##### Provided data

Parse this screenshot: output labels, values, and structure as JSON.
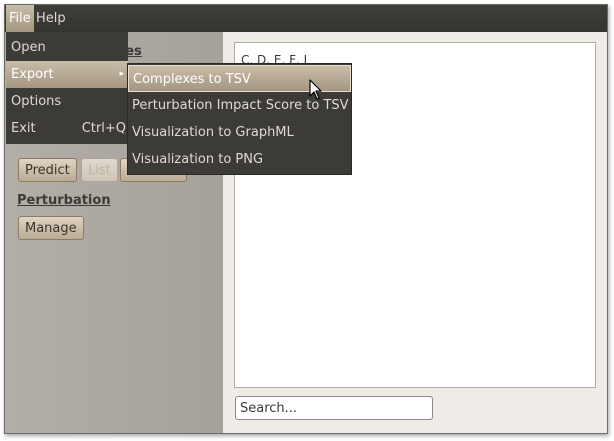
{
  "menubar": {
    "file": "File",
    "help": "Help"
  },
  "file_menu": {
    "items": [
      {
        "label": "Open",
        "shortcut": ""
      },
      {
        "label": "Export",
        "shortcut": "▸"
      },
      {
        "label": "Options",
        "shortcut": ""
      },
      {
        "label": "Exit",
        "shortcut": "Ctrl+Q"
      }
    ]
  },
  "export_submenu": {
    "items": [
      "Complexes to TSV",
      "Perturbation Impact Score to TSV",
      "Visualization to GraphML",
      "Visualization to PNG"
    ]
  },
  "left_panel": {
    "complexes_title_fragment": "exes",
    "predict_label": "Predict",
    "list_label": "List",
    "perturbation_title": "Perturbation",
    "manage_label": "Manage"
  },
  "main": {
    "result_text": "C, D, E, F, I",
    "search_placeholder": "Search..."
  },
  "colors": {
    "menu_bg": "#3c3b37",
    "highlight": "#b3a690",
    "panel_bg": "#aaa69f"
  }
}
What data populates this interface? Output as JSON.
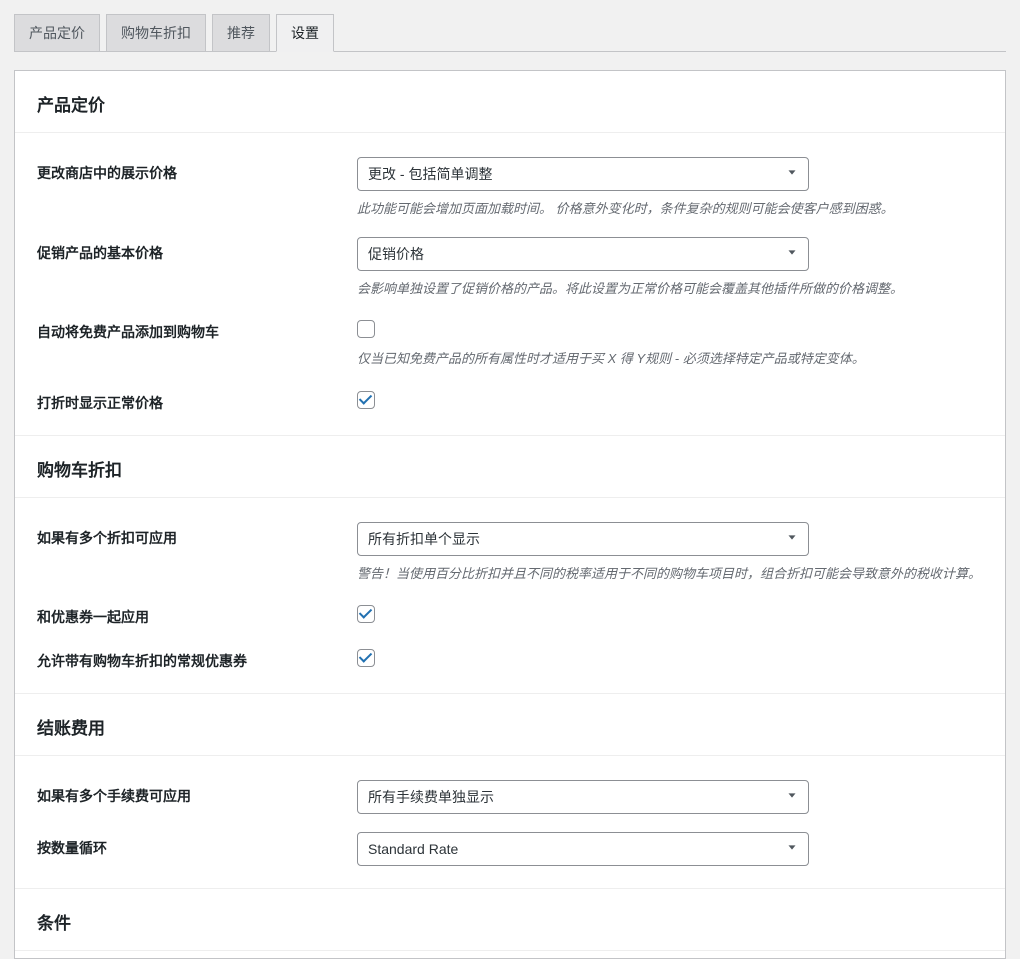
{
  "tabs": [
    {
      "label": "产品定价"
    },
    {
      "label": "购物车折扣"
    },
    {
      "label": "推荐"
    },
    {
      "label": "设置"
    }
  ],
  "activeTab": 3,
  "sections": {
    "pricing": {
      "title": "产品定价",
      "display_price": {
        "label": "更改商店中的展示价格",
        "value": "更改 - 包括简单调整",
        "help": "此功能可能会增加页面加载时间。 价格意外变化时，条件复杂的规则可能会使客户感到困惑。"
      },
      "base_price": {
        "label": "促销产品的基本价格",
        "value": "促销价格",
        "help": "会影响单独设置了促销价格的产品。将此设置为正常价格可能会覆盖其他插件所做的价格调整。"
      },
      "free_products": {
        "label": "自动将免费产品添加到购物车",
        "help": "仅当已知免费产品的所有属性时才适用于买 X 得 Y规则 - 必须选择特定产品或特定变体。"
      },
      "show_regular": {
        "label": "打折时显示正常价格"
      }
    },
    "cart": {
      "title": "购物车折扣",
      "multiple": {
        "label": "如果有多个折扣可应用",
        "value": "所有折扣单个显示",
        "help": "警告！当使用百分比折扣并且不同的税率适用于不同的购物车项目时，组合折扣可能会导致意外的税收计算。"
      },
      "coupons": {
        "label": "和优惠券一起应用"
      },
      "regular_coupons": {
        "label": "允许带有购物车折扣的常规优惠券"
      }
    },
    "checkout": {
      "title": "结账费用",
      "multiple_fees": {
        "label": "如果有多个手续费可应用",
        "value": "所有手续费单独显示"
      },
      "qty_loop": {
        "label": "按数量循环",
        "value": "Standard Rate"
      }
    },
    "conditions": {
      "title": "条件"
    }
  }
}
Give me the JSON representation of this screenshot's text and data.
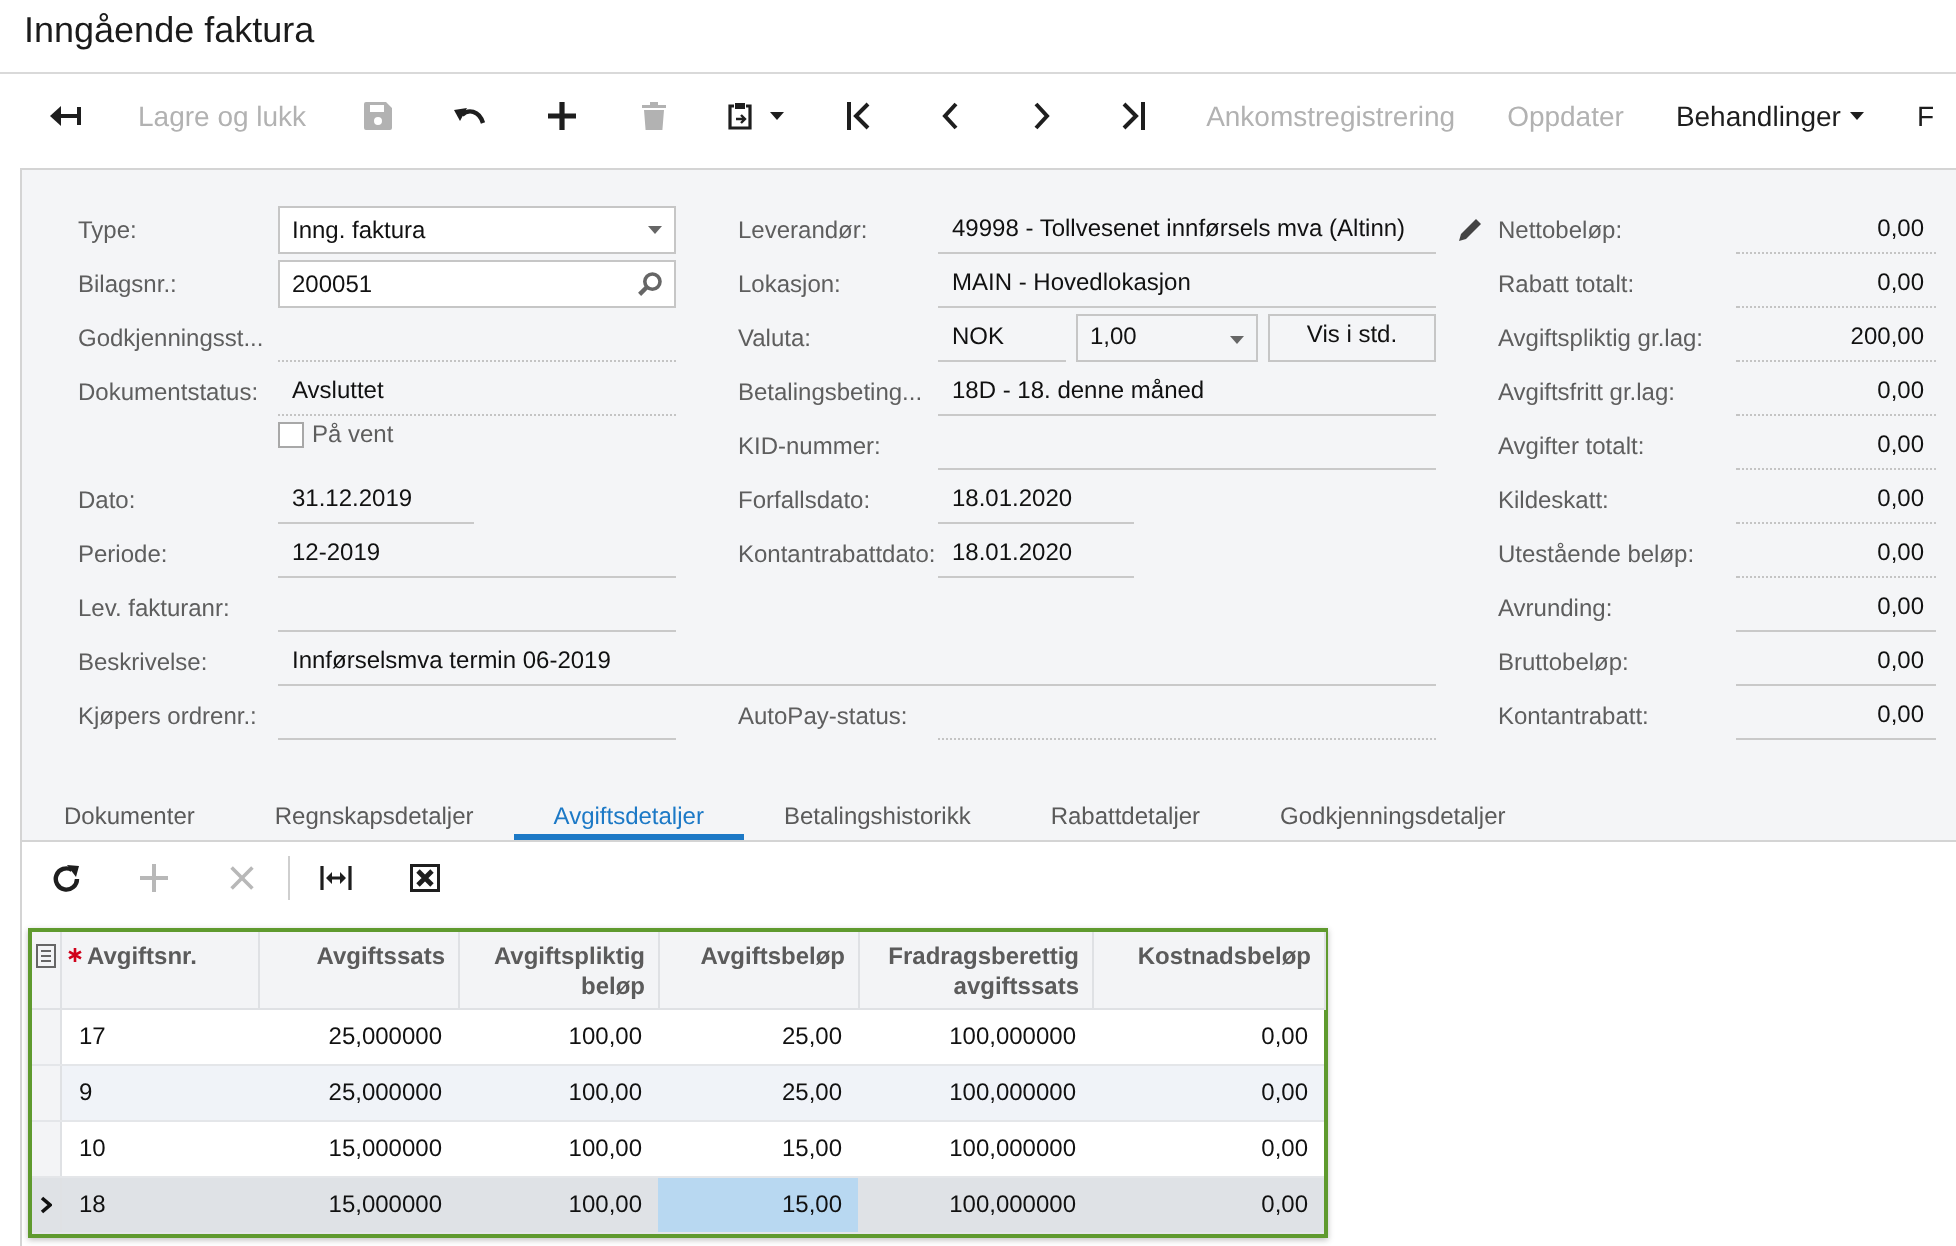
{
  "window": {
    "title": "Inngående faktura"
  },
  "toolbar": [
    {
      "kind": "back",
      "disabled": false
    },
    {
      "kind": "text",
      "label": "Lagre og lukk",
      "disabled": true
    },
    {
      "kind": "save",
      "disabled": true
    },
    {
      "kind": "undo",
      "disabled": false
    },
    {
      "kind": "add",
      "disabled": false
    },
    {
      "kind": "delete",
      "disabled": true
    },
    {
      "kind": "paste",
      "disabled": false
    },
    {
      "kind": "first",
      "disabled": false
    },
    {
      "kind": "previous",
      "disabled": false
    },
    {
      "kind": "next",
      "disabled": false
    },
    {
      "kind": "last",
      "disabled": false
    },
    {
      "kind": "text",
      "label": "Ankomstregistrering",
      "disabled": true
    },
    {
      "kind": "text",
      "label": "Oppdater",
      "disabled": true
    },
    {
      "kind": "menu",
      "label": "Behandlinger",
      "disabled": false
    },
    {
      "kind": "text",
      "label": "F",
      "disabled": false
    }
  ],
  "form": {
    "main_fields": [
      {
        "kind": "dropdown",
        "label": "Type:",
        "value": "Inng. faktura"
      },
      {
        "kind": "lookup",
        "label": "Bilagsnr.:",
        "value": "200051"
      },
      {
        "kind": "readonly",
        "label": "Godkjenningsst..."
      },
      {
        "kind": "readonly",
        "label": "Dokumentstatus:",
        "value": "Avsluttet"
      },
      {
        "kind": "checkbox",
        "label": "På vent",
        "checked": false
      },
      {
        "kind": "date",
        "label": "Dato:",
        "value": "31.12.2019"
      },
      {
        "kind": "text",
        "label": "Periode:",
        "value": "12-2019"
      },
      {
        "kind": "text",
        "label": "Lev. fakturanr:"
      }
    ],
    "supplier_fields": [
      {
        "kind": "text",
        "label": "Leverandør:",
        "value": "49998 - Tollvesenet innførsels mva (Altinn)",
        "editable": true
      },
      {
        "kind": "text",
        "label": "Lokasjon:",
        "value": "MAIN - Hovedlokasjon",
        "editable": false
      },
      {
        "kind": "currency",
        "label": "Valuta:",
        "value": "NOK",
        "rate": "1,00",
        "button": "Vis i std.",
        "editable": false
      },
      {
        "kind": "text",
        "label": "Betalingsbeting...",
        "value": "18D - 18. denne måned",
        "editable": false
      },
      {
        "kind": "text",
        "label": "KID-nummer:",
        "editable": false
      },
      {
        "kind": "date",
        "label": "Forfallsdato:",
        "value": "18.01.2020",
        "editable": false
      },
      {
        "kind": "date",
        "label": "Kontantrabattdato:",
        "value": "18.01.2020",
        "editable": false
      }
    ],
    "description": {
      "kind": "text",
      "label": "Beskrivelse:",
      "value": "Innførselsmva termin 06-2019"
    },
    "bottom_fields": [
      {
        "kind": "text",
        "label": "Kjøpers ordrenr.:"
      },
      {
        "kind": "readonly",
        "label": "AutoPay-status:"
      }
    ],
    "totals": [
      {
        "kind": "readonly",
        "label": "Nettobeløp:",
        "value": "0,00"
      },
      {
        "kind": "readonly",
        "label": "Rabatt totalt:",
        "value": "0,00"
      },
      {
        "kind": "readonly",
        "label": "Avgiftspliktig gr.lag:",
        "value": "200,00"
      },
      {
        "kind": "readonly",
        "label": "Avgiftsfritt gr.lag:",
        "value": "0,00"
      },
      {
        "kind": "readonly",
        "label": "Avgifter totalt:",
        "value": "0,00"
      },
      {
        "kind": "readonly",
        "label": "Kildeskatt:",
        "value": "0,00"
      },
      {
        "kind": "readonly",
        "label": "Utestående beløp:",
        "value": "0,00"
      },
      {
        "kind": "text",
        "label": "Avrunding:",
        "value": "0,00"
      },
      {
        "kind": "text",
        "label": "Bruttobeløp:",
        "value": "0,00"
      },
      {
        "kind": "text",
        "label": "Kontantrabatt:",
        "value": "0,00"
      }
    ]
  },
  "tabs": [
    {
      "label": "Dokumenter",
      "selected": false
    },
    {
      "label": "Regnskapsdetaljer",
      "selected": false
    },
    {
      "label": "Avgiftsdetaljer",
      "selected": true
    },
    {
      "label": "Betalingshistorikk",
      "selected": false
    },
    {
      "label": "Rabattdetaljer",
      "selected": false
    },
    {
      "label": "Godkjenningsdetaljer",
      "selected": false
    }
  ],
  "grid_toolbar": {
    "groups": [
      [
        {
          "kind": "refresh",
          "disabled": false
        },
        {
          "kind": "add",
          "disabled": true
        },
        {
          "kind": "delete",
          "disabled": true
        }
      ],
      [
        {
          "kind": "fit",
          "disabled": false
        },
        {
          "kind": "export",
          "disabled": false
        }
      ]
    ]
  },
  "table": {
    "columns": [
      {
        "label": "Avgiftsnr.",
        "required": true
      },
      {
        "label": "Avgiftssats",
        "required": false
      },
      {
        "label": "Avgiftspliktig beløp",
        "required": false
      },
      {
        "label": "Avgiftsbeløp",
        "required": false
      },
      {
        "label": "Fradragsberettig avgiftssats",
        "required": false
      },
      {
        "label": "Kostnadsbeløp",
        "required": false
      }
    ],
    "rows": [
      {
        "selected": false,
        "cells": [
          {
            "text": "17",
            "selected": false
          },
          {
            "text": "25,000000",
            "selected": false
          },
          {
            "text": "100,00",
            "selected": false
          },
          {
            "text": "25,00",
            "selected": false
          },
          {
            "text": "100,000000",
            "selected": false
          },
          {
            "text": "0,00",
            "selected": false
          }
        ]
      },
      {
        "selected": false,
        "cells": [
          {
            "text": "9",
            "selected": false
          },
          {
            "text": "25,000000",
            "selected": false
          },
          {
            "text": "100,00",
            "selected": false
          },
          {
            "text": "25,00",
            "selected": false
          },
          {
            "text": "100,000000",
            "selected": false
          },
          {
            "text": "0,00",
            "selected": false
          }
        ]
      },
      {
        "selected": false,
        "cells": [
          {
            "text": "10",
            "selected": false
          },
          {
            "text": "15,000000",
            "selected": false
          },
          {
            "text": "100,00",
            "selected": false
          },
          {
            "text": "15,00",
            "selected": false
          },
          {
            "text": "100,000000",
            "selected": false
          },
          {
            "text": "0,00",
            "selected": false
          }
        ]
      },
      {
        "selected": true,
        "cells": [
          {
            "text": "18",
            "selected": false
          },
          {
            "text": "15,000000",
            "selected": false
          },
          {
            "text": "100,00",
            "selected": false
          },
          {
            "text": "15,00",
            "selected": true
          },
          {
            "text": "100,000000",
            "selected": false
          },
          {
            "text": "0,00",
            "selected": false
          }
        ]
      }
    ]
  }
}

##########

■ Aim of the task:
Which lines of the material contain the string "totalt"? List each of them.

■ Answer space:
        "label": "Rabatt totalt:",
        "label": "Avgifter totalt:",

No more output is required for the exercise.